In the listing below, how many lines contain the word "vertically"? Please respond with the number only.

━━━ Data excerpts ━━━

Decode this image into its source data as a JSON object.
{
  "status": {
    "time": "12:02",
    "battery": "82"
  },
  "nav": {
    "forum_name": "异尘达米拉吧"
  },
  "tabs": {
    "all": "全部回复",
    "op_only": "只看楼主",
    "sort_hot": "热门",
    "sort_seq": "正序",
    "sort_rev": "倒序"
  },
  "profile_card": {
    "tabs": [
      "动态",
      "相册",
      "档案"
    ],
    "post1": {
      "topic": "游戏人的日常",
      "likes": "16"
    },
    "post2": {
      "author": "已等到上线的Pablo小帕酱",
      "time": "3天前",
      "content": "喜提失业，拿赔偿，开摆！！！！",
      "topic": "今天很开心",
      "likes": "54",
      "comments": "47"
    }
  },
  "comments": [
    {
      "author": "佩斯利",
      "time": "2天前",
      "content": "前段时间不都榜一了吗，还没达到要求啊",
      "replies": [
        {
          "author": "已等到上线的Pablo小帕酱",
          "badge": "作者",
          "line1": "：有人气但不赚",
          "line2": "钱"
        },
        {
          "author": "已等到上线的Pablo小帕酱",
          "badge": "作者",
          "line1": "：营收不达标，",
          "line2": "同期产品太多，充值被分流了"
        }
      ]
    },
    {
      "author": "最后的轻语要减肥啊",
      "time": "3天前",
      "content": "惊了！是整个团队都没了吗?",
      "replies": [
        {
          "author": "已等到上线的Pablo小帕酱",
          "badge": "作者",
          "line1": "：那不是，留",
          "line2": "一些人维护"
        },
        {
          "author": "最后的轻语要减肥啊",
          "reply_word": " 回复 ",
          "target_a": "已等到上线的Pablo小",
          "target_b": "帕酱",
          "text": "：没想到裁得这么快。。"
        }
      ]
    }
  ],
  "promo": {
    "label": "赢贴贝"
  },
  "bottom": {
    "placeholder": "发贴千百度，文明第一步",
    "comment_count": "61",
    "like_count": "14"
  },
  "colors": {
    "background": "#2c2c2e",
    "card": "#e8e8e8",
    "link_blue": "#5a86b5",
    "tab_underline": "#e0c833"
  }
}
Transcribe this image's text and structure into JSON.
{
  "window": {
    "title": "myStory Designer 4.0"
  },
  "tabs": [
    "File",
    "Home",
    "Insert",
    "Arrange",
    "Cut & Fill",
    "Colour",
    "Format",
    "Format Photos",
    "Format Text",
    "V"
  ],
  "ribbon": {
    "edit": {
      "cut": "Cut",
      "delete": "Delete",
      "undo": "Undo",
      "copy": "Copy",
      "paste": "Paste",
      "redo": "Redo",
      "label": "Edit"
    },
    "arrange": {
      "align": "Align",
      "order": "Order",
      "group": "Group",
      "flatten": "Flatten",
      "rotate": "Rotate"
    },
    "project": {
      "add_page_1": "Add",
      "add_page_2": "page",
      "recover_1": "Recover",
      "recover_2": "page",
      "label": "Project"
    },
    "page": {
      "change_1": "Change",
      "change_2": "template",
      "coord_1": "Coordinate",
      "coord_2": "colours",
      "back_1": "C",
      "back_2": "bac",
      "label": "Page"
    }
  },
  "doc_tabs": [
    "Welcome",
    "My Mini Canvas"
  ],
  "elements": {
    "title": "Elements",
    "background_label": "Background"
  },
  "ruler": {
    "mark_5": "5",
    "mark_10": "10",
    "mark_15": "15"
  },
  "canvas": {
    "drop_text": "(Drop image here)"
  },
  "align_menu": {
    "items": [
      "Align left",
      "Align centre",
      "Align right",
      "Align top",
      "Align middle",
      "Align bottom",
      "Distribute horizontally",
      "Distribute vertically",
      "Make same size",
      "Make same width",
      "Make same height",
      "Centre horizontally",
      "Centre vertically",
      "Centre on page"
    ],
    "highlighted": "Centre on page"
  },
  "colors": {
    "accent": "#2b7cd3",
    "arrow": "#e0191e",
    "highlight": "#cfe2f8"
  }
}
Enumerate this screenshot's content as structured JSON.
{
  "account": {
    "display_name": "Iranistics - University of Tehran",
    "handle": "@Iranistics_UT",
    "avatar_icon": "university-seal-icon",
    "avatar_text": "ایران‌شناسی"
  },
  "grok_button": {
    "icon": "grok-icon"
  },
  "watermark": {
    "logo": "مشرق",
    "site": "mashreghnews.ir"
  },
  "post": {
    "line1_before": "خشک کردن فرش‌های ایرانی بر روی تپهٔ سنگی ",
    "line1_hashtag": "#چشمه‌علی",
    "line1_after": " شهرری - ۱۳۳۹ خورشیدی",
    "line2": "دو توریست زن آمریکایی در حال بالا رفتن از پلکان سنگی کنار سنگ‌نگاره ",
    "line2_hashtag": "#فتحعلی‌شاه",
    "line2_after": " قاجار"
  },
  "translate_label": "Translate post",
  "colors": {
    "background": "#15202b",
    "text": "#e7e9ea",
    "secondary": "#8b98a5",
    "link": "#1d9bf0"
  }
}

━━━

> _Task response_
2